Manpreet unwittingly concedes that Sukhbir's model has pulled Punjab back from an abyss: fiscal "debt" -- a shocking 7% in 1997 -- is down by a neat 100% -- at 3.17%.

The one perennial theme on the "stuck gramophone record" is debt. Debt has meaning only as percentage of GSDP. Punjab's progress on this ratio since Manpreet's departure is phenomenal: 31.39%, down from a peak of 48%. And well within the Planning Commission limit of 41%.

This ratio for the UPA government in Delhi is 68%! Punjab has never faltered on its debt payments.

Sheer coincidence

Ironically, maybe through sheer coincidence, most of the good news for Punjab coincides with Manpreet's departure as finance minister.

But Manpreet is prepared to quarrel not only with economic arithmetic but also with history and geography. He declares that Punjab's disadvantages -- landlocked with hostile border, industrial concessions to neighbouring states, militancy etc -- are just "surfeit of excuses" by its "top spokesperson" (read Sukhbir -- the sharp tug of jealous pain that caused the 2009 split still lingers.)

"We can keep whining till cows come home, but no one but ourselves is to be blamed for the mess we are in," says MSB (Manpreet). But this whining started when cows had not even left home.

Rewind to 2009, the Punjab Assembly budget speech by a suave finance minister: "Punjab has suffered multiple blows. Being a border and landlocked state, it has certain inherent limitations which our sister states are not faced with. Concessions by the Centre to our neighbouring states have almost precluded new industrial investments as well as led to flight of industry." And earlier, before the 13th Finance Commission: "It is very unfair that taxes are collected by states and taken away by the Centre. The entire burden of development and providing electricity, health, education, law and order is on the states." Whining?
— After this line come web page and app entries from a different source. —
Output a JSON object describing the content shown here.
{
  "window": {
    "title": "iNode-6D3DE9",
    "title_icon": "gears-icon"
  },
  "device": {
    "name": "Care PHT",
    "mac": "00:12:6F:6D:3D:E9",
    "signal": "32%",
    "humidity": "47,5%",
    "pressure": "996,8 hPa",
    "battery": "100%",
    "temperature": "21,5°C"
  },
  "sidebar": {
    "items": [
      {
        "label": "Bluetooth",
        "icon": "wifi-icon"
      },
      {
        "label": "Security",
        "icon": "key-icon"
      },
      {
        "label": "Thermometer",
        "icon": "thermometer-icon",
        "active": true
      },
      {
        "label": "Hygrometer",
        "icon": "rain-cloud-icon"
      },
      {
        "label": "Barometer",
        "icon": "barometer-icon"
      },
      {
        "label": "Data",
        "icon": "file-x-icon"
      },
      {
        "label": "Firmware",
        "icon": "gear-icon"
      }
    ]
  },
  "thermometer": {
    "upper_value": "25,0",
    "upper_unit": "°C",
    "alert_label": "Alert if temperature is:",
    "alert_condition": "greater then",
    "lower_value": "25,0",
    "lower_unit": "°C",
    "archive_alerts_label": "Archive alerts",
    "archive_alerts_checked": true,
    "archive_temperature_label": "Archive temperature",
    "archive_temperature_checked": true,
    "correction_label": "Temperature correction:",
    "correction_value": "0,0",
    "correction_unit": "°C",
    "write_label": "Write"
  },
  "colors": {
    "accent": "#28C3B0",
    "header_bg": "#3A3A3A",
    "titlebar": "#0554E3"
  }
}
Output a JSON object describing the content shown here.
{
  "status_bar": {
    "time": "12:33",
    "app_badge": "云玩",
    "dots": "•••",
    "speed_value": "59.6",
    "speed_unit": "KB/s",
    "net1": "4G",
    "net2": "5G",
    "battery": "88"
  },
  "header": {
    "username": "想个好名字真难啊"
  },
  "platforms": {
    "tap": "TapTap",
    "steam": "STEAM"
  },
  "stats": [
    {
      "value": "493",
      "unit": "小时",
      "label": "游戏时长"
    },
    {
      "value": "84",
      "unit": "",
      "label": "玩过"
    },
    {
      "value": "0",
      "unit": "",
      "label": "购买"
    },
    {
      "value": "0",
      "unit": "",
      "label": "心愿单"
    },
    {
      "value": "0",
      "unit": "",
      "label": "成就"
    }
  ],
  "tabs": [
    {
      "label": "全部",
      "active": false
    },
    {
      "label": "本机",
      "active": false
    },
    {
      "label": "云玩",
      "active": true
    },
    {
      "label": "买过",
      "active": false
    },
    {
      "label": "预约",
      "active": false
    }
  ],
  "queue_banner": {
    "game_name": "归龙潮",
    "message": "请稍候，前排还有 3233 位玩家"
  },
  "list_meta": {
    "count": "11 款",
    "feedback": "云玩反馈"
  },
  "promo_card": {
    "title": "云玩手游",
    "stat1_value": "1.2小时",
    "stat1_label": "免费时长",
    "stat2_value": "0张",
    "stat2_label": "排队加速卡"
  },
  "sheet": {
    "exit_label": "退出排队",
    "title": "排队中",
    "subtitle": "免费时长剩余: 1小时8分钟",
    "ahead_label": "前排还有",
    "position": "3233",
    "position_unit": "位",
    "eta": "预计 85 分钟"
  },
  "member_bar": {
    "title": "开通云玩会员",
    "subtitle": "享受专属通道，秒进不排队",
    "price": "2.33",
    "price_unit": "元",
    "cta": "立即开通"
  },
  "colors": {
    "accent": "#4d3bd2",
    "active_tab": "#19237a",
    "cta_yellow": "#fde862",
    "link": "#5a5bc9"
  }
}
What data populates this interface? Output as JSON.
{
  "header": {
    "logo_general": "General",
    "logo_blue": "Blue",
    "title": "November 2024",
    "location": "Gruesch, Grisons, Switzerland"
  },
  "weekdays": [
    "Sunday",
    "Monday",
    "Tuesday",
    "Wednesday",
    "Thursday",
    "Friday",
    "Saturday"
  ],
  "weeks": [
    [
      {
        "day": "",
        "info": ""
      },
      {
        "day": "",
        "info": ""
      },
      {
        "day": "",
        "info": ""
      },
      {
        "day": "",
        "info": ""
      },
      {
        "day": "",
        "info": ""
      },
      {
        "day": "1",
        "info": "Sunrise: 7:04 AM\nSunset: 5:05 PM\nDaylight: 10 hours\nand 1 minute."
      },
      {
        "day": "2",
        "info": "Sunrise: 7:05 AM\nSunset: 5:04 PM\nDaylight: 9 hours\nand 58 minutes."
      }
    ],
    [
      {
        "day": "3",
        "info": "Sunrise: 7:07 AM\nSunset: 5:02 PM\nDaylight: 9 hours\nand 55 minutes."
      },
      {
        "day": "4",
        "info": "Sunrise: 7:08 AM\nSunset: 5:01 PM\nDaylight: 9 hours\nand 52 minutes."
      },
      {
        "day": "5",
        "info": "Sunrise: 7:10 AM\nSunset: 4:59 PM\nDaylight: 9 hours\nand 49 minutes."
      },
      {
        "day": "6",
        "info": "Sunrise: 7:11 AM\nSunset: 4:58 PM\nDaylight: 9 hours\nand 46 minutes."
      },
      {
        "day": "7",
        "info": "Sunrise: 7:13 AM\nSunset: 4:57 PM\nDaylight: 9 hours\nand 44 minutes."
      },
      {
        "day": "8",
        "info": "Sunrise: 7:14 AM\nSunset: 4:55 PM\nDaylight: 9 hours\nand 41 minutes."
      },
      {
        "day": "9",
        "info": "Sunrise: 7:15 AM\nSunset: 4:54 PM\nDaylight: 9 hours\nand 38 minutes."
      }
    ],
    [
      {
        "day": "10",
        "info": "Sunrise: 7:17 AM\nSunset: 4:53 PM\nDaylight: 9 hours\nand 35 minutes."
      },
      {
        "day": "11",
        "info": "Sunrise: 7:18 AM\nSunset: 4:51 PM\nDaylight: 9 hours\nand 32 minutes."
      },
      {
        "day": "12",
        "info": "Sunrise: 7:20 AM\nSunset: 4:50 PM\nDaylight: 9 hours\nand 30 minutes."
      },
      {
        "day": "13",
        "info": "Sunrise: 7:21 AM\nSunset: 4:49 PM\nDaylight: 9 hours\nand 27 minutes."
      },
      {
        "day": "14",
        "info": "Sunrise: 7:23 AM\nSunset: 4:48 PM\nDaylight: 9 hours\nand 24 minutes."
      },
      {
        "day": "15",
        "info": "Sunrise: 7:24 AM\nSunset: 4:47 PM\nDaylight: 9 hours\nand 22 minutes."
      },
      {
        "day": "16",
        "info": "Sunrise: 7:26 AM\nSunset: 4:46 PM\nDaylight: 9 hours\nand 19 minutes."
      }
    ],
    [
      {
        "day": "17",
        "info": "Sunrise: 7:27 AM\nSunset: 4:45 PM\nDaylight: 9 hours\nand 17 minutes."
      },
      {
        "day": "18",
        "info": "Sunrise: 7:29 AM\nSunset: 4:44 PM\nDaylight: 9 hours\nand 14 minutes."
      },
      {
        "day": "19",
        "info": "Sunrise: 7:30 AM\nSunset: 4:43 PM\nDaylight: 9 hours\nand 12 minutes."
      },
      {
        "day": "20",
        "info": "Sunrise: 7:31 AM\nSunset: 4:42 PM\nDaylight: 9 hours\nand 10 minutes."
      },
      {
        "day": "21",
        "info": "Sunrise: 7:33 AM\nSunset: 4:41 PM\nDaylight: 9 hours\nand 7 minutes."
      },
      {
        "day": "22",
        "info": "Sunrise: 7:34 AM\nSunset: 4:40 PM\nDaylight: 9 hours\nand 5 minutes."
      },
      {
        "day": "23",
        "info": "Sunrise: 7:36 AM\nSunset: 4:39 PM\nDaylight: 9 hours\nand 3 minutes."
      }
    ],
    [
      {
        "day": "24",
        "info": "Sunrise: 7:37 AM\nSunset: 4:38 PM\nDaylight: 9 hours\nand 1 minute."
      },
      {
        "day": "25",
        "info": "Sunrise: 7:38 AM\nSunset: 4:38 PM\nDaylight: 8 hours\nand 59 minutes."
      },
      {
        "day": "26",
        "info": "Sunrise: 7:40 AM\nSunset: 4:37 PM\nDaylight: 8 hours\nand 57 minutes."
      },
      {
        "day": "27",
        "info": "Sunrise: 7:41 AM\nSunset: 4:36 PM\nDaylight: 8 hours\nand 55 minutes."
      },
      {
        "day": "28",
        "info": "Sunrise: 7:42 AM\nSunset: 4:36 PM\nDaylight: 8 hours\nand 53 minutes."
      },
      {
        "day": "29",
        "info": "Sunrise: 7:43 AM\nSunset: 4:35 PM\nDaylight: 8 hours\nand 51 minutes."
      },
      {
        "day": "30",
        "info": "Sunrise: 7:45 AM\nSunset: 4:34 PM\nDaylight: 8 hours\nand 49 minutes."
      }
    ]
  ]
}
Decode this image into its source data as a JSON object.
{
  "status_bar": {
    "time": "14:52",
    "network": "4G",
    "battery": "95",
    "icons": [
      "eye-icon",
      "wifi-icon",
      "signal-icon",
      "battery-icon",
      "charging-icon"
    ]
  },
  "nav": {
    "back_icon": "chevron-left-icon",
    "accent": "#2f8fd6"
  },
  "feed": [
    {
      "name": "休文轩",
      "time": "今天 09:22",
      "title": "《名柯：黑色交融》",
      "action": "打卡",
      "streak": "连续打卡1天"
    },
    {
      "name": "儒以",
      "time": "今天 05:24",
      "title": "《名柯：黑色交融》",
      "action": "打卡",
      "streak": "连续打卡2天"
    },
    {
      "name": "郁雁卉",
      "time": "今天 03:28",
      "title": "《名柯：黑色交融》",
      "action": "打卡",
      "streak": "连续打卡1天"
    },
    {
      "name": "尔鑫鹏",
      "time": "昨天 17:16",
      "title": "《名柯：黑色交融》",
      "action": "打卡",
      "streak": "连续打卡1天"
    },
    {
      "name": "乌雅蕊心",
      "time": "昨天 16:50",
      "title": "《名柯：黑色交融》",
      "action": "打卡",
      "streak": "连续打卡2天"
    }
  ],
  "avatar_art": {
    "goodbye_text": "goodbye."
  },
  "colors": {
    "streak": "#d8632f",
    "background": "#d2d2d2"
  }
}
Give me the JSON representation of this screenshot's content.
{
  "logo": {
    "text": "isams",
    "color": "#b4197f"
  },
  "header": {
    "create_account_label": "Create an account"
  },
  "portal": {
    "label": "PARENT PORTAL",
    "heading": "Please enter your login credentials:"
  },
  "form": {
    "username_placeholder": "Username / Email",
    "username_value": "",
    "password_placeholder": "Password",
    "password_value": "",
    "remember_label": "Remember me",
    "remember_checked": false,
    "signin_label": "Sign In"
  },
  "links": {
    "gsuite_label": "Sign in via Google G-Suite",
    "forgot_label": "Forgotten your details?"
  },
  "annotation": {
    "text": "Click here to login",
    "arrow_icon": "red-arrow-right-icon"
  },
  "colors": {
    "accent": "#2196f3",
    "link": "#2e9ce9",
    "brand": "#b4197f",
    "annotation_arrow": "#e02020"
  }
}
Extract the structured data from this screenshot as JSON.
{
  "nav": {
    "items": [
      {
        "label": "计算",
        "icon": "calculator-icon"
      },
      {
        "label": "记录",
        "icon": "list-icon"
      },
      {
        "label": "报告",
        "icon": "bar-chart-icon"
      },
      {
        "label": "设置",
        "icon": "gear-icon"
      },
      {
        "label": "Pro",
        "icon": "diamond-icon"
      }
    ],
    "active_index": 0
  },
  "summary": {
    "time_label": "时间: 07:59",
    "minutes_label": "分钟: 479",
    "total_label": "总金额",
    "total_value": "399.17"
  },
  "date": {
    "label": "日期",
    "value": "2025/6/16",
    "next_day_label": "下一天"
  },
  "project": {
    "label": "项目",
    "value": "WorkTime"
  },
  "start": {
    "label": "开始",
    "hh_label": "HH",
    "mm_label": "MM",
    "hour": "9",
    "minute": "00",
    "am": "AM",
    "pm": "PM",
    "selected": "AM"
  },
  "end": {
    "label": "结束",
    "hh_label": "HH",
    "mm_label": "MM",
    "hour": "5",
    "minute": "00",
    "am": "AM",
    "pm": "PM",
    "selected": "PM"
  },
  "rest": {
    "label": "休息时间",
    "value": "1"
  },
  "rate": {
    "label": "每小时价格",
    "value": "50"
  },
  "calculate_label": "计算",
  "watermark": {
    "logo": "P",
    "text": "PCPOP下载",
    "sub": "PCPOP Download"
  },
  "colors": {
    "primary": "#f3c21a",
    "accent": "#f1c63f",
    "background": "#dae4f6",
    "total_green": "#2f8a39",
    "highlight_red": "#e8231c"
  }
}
Of the 20 states mentioned by Manpreet for being as 'disadvantaged' as Punjab, few share the twin drag of being landlocked and border states at the same time, and none has a history that features the traumas of both Partition and militancy. Gujarat is a border state but has a coastline; Haryana has no coastline but has no hostile international border either. Except J&K, none has seen cross-border terror close to the intensity of Punjab's nightmare.

But no one can argue with Manpreet who resorts to Ghalib to ridicule Sukhbir's "dreams" of a prosperous Punjab - "Dil ke behlane ko khayal achha hai." One last time, rewind to Manpreet: Version 2008: "Sukhbir is genuine and practical while I am emotional and philosophical."

People who are genuine and practical do not sell unrealistic dreams. A bit like Manpreet myself -- emotional and philosophical -- I would leave affairs affecting destiny of millions to hands that are "genuine and practical" rather than risk this destiny in my "emotional" hands.